- Communication: Offer alternative methods of communication. There are some who are unable to communicate in a calm manner, and therefore, using visual support or other non-verbal methods of communication can be beneficial.
- Be patient and understanding. Keep a calm and compassionate manner. Avoid physical contact with anyone or talking loudly, since it can cause the situation. Be patient, and give assurance.
- Recognizing triggers: Collaboration with educators, caregivers, and health professionals to identify triggers that are specific and early warning indications. This knowledge can help guide proactive strategies.
- Professional help: If the meltdowns are often frequent or disruptive, seeking assistance from a certified mental health professional can be beneficial. They can offer advice on how to manage meltdowns and develop strategies for coping.
2. Coping Strategies for Panic Attacks
- Deep Breathing: Insist on slow, deep breathing to reduce the physical symptoms that accompany panic attacks. Exhaling and inhaling slowly can help reduce the severity of anxiety.
- Grounding Techniques: Exercises that help ground you, such as focussing on all five of the senses (sight and touch, sound and smell) can assist people in reconnecting with their surroundings and relieve feelings of separation.
- Cognitive Behavioral Therapy (CBT): CBT is a scientifically-based treatment for managing anxiety attacks. It is focused on identifying and resolving negative thinking patterns which contribute to anxiety.
- Treatment: If you suffer from extreme panic disorders, medications prescribed by a doctor might be needed to lessen the frequency and intensity of panic attacks.
- Lifestyle changes: Make sure you live a healthy life by exercising regularly, eating healthy eating and enough sleep since these elements can lead to less stress and anxiety attacks.
- Support Groups: Being part of support groups along with those who are suffering from panic attacks can give a sense of community and coping strategies that are shared.
- Relaxation and Mindfulness: Meditation techniques such as mindful meditation, progressive relaxation and mindfulness may reduce anxiety and help reduce panic attacks.
- Professional Assistance: When panic attack symptoms seriously affect a person’s life, seeking out professional help by a psychiatrist or therapist is essential. They may offer treatment, medication, or a mix of both, depending on the need.
In the complex world of emotional turmoil, knowing the difference between meltdowns triggered by autism and panic attacks isn’t only a matter of knowing and understanding; it’s an avenue towards empathy, support, and empowerment.

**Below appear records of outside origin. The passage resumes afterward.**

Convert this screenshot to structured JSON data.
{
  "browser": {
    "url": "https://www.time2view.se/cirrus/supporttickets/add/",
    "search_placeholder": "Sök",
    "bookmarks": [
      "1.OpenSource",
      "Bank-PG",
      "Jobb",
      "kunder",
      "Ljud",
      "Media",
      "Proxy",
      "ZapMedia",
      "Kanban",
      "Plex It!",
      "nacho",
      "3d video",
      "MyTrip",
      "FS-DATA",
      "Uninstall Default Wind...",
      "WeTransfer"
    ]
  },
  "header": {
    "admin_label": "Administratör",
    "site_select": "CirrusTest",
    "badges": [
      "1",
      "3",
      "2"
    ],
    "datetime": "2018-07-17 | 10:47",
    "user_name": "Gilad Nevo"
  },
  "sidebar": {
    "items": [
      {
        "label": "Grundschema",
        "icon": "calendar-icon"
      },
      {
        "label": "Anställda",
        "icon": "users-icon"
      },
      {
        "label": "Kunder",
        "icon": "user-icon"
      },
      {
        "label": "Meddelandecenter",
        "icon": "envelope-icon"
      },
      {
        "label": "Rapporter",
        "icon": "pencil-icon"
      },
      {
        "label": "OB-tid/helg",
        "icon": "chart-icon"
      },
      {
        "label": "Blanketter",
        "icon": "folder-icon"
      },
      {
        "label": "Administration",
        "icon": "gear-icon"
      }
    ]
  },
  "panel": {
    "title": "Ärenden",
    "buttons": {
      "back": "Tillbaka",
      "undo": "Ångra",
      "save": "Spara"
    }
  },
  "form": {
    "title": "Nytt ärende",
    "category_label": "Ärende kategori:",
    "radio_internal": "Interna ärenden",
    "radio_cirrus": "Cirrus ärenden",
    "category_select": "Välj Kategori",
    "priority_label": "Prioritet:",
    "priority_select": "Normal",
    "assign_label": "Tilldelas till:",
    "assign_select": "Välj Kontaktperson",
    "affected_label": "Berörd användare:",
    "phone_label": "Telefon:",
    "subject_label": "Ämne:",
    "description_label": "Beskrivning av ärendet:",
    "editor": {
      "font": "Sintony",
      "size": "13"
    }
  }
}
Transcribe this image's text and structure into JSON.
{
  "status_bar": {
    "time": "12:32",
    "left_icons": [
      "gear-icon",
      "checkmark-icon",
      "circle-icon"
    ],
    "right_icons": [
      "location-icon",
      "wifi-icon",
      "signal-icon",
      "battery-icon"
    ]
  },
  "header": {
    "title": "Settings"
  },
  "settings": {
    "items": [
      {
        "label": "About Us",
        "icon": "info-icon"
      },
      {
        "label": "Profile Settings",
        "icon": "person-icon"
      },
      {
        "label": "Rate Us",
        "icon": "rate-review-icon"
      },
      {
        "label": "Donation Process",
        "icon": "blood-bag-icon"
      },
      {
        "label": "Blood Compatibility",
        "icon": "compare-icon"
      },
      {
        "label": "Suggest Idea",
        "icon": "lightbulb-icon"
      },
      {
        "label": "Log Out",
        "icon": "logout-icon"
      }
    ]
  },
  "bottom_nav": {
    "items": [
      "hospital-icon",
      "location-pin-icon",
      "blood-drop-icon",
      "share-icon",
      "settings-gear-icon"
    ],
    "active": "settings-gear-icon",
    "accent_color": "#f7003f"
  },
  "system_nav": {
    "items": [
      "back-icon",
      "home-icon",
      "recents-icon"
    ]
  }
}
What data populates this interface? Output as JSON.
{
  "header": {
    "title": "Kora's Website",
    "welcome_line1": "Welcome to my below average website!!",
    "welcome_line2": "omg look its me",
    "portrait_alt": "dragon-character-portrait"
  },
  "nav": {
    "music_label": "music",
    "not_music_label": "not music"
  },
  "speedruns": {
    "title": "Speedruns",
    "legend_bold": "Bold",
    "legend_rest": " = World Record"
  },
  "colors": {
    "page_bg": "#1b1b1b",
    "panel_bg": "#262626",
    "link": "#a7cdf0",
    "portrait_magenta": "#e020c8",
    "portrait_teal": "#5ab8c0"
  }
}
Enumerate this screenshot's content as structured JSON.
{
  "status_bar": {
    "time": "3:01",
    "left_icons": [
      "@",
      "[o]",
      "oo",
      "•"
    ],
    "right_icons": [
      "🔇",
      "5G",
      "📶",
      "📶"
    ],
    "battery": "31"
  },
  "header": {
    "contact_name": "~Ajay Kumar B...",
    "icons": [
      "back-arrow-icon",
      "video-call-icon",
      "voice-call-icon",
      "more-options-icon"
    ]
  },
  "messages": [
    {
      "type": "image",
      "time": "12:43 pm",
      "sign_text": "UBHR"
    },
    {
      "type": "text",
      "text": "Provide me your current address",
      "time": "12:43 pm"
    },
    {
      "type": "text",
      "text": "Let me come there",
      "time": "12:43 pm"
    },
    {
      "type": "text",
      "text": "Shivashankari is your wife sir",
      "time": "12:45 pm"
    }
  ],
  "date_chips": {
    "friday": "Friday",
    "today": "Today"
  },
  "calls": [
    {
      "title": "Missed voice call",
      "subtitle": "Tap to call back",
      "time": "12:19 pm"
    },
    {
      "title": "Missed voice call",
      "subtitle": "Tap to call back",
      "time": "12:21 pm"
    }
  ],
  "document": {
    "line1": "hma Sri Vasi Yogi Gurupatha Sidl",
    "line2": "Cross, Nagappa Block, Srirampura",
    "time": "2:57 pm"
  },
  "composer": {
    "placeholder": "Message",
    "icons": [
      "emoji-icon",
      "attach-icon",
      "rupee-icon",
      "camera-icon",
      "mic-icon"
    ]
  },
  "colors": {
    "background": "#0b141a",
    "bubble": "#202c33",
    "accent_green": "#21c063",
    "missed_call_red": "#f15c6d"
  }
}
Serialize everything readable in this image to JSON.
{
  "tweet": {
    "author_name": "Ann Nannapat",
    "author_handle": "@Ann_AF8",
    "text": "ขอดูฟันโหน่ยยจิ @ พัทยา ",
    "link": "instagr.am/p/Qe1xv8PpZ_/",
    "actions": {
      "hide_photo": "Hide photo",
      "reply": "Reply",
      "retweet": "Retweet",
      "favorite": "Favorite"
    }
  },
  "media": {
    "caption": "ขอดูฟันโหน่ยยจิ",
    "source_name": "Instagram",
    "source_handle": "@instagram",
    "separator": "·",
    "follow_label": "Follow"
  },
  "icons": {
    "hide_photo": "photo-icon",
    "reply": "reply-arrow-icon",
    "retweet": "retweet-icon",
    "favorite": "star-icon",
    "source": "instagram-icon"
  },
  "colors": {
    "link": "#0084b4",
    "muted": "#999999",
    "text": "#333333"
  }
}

These distinctions are crucial, and knowing their significance is the first move towards delivering the best treatment to those who require the most.
We’ve examined the distinct features of each one: autism meltdowns that are triggered by the overload of sensory information and changes to routine and panic attacks that often occur suddenly and without any clear reason. These variations transcend their causes and influence the way we think about support and intervention.
A thorough understanding of the occurrences can enable caregivers, educators, and even individuals to deal with them efficiently. This allows for the development of secure environments, the application of customized coping strategies as well as the elimination of stigmatization associated with these conditions.
The significance of understanding the distinctions between autism and panic attacks cannot be overemphasized. It allows individuals to gain control over their mental well-being promotes compassion and inclusion, and ultimately helps create an environment that recognizes and respects the variety of experiences and difficulties that individuals with autism face as well as those suffering from panic attacks.
While we navigate the complex tapestry of human emotions, keep in mind that understanding empathy, compassion, and individualized assistance are effective tools to achieve an understanding and compassionate world.